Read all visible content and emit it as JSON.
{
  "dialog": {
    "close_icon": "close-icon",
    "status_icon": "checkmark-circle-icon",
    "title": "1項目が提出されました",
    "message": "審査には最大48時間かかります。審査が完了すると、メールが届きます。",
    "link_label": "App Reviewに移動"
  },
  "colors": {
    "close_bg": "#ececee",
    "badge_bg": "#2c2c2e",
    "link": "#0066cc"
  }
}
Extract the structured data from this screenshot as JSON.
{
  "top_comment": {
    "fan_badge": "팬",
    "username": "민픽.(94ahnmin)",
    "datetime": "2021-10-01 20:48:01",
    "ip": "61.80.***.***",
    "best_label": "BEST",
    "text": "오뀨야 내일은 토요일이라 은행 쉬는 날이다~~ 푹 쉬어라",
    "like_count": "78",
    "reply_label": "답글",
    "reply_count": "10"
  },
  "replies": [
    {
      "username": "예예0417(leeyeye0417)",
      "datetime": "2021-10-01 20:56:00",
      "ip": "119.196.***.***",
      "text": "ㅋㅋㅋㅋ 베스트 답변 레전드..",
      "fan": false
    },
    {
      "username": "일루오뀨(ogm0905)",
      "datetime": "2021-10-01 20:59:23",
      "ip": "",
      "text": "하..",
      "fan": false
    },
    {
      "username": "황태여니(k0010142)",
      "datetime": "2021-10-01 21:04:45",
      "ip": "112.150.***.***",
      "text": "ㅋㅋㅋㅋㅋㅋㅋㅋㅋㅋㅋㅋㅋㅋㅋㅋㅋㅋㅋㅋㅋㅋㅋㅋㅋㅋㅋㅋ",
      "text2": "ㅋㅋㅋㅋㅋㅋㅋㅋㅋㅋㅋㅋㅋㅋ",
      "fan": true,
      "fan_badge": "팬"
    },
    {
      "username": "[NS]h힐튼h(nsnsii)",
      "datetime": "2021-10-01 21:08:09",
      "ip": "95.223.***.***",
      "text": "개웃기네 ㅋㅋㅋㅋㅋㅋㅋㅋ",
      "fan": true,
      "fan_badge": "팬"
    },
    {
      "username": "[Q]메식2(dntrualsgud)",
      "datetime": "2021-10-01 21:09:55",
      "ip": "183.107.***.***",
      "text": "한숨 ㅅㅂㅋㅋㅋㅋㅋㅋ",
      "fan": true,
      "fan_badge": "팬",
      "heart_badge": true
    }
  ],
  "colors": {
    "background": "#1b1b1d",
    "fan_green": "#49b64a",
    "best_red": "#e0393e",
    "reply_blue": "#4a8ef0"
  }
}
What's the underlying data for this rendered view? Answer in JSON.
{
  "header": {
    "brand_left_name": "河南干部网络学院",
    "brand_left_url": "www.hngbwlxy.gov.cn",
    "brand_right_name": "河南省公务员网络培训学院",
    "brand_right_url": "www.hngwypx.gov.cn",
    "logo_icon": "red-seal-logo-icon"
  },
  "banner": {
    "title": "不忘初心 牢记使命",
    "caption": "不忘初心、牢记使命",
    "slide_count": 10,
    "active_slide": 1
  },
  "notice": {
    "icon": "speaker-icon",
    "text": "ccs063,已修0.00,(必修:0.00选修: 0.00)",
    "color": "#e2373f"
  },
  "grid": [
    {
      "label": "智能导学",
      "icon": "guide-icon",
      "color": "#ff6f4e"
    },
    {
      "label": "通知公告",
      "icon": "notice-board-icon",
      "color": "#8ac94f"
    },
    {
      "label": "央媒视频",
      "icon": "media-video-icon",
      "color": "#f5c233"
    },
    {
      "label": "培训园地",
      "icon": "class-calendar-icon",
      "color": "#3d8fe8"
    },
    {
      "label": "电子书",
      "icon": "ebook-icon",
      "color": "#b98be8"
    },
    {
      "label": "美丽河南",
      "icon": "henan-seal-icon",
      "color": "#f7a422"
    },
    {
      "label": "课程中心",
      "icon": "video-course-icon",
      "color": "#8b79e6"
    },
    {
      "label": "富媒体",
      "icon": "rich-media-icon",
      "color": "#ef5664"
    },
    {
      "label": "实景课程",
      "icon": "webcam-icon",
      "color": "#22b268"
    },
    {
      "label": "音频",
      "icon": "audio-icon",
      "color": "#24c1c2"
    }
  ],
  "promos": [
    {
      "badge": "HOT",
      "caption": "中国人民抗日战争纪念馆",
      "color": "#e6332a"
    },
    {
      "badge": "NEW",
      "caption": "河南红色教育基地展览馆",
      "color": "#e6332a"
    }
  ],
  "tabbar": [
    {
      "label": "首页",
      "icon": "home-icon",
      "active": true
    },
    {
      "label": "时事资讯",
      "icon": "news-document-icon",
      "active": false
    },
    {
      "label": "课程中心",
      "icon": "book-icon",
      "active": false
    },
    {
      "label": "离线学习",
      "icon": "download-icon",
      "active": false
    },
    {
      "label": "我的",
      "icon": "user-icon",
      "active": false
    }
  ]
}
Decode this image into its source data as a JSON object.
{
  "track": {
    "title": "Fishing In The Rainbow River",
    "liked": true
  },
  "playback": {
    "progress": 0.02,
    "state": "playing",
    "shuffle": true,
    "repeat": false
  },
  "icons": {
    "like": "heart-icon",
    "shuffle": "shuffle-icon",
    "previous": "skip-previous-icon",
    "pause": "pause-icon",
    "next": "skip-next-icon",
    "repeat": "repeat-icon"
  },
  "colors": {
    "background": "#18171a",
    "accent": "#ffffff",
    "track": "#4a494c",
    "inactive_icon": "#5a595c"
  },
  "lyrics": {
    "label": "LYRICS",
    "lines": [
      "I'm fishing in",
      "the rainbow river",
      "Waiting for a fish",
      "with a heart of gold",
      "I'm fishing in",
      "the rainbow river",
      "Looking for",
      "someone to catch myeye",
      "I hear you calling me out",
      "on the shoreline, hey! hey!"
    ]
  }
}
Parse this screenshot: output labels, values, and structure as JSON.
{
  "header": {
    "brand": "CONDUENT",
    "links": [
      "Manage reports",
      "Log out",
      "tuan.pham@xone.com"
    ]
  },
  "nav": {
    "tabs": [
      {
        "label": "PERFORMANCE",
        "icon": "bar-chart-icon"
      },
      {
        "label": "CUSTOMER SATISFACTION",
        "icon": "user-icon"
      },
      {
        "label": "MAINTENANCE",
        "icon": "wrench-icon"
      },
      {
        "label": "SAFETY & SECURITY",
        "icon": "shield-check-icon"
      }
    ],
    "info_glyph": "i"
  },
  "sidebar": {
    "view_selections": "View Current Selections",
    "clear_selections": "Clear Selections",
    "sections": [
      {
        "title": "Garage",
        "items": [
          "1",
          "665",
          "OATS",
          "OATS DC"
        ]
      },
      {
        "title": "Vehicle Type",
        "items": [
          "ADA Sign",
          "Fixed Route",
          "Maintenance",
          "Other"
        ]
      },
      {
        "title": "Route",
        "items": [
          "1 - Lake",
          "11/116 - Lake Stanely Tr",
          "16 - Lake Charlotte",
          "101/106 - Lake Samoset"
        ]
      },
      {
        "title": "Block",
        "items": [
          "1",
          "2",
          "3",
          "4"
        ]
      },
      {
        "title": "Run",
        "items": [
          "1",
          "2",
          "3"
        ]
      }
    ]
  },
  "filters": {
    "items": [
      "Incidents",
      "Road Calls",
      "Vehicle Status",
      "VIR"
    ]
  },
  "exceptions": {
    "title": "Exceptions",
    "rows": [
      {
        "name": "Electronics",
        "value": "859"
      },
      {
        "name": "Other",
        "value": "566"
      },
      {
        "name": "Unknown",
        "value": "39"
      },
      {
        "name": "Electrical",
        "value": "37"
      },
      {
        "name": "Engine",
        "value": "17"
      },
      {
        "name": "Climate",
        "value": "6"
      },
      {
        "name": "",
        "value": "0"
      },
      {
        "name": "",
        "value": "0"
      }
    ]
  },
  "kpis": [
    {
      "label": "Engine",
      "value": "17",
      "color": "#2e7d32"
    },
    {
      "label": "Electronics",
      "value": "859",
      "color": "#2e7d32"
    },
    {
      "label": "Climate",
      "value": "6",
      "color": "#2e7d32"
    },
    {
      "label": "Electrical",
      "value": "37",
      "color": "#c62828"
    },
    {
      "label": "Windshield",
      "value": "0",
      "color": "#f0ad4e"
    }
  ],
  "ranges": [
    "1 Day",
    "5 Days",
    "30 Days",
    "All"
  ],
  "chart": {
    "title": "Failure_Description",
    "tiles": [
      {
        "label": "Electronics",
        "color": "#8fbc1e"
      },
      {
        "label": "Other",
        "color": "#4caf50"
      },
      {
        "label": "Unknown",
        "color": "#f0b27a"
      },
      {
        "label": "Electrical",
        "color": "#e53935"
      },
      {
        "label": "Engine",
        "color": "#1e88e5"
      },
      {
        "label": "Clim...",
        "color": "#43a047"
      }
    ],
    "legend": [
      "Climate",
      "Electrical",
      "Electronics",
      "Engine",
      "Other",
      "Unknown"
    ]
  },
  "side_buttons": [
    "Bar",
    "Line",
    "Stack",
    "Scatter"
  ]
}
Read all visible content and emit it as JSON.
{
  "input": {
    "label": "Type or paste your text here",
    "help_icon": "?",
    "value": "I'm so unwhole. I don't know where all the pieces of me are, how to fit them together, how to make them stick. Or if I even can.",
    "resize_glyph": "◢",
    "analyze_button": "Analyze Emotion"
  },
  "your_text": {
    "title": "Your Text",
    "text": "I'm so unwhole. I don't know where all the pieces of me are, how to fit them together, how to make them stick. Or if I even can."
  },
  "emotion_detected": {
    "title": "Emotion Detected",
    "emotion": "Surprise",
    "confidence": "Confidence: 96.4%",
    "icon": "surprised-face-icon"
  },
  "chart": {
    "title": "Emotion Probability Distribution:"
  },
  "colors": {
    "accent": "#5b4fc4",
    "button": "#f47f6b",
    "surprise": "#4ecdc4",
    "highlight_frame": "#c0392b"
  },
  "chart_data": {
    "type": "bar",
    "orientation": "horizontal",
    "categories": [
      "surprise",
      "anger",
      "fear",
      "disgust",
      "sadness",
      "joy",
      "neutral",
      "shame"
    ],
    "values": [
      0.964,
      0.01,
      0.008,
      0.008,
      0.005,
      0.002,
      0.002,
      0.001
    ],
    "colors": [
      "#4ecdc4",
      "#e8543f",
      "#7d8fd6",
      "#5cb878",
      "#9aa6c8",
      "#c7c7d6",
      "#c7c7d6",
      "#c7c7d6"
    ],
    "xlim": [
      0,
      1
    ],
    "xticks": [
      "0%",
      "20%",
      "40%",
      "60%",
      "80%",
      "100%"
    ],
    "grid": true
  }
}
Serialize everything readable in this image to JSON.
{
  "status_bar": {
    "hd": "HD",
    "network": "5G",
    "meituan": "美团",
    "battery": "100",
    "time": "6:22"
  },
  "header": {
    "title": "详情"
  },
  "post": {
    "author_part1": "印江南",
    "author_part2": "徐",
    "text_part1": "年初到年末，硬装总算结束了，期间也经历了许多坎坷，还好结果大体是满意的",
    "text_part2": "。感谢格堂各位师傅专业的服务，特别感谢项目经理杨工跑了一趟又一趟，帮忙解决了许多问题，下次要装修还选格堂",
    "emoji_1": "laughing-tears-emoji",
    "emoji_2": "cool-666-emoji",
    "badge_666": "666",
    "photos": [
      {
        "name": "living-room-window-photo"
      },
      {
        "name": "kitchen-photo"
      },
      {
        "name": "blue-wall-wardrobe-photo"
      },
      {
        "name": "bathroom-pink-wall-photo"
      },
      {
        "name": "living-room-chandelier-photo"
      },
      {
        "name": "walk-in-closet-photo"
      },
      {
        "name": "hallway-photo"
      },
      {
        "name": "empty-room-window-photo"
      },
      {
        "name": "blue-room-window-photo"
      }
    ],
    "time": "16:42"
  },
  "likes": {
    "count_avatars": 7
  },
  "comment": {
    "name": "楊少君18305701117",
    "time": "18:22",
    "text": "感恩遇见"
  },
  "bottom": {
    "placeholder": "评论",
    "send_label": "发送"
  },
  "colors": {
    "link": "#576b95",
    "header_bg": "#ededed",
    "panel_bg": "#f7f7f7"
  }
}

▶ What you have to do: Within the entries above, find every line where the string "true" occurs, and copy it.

▶ Answer space:
      "fan": true,
      "fan": true,
      "fan": true,
      "heart_badge": true
      "active": true
    "liked": true
    "shuffle": true,
    "grid": true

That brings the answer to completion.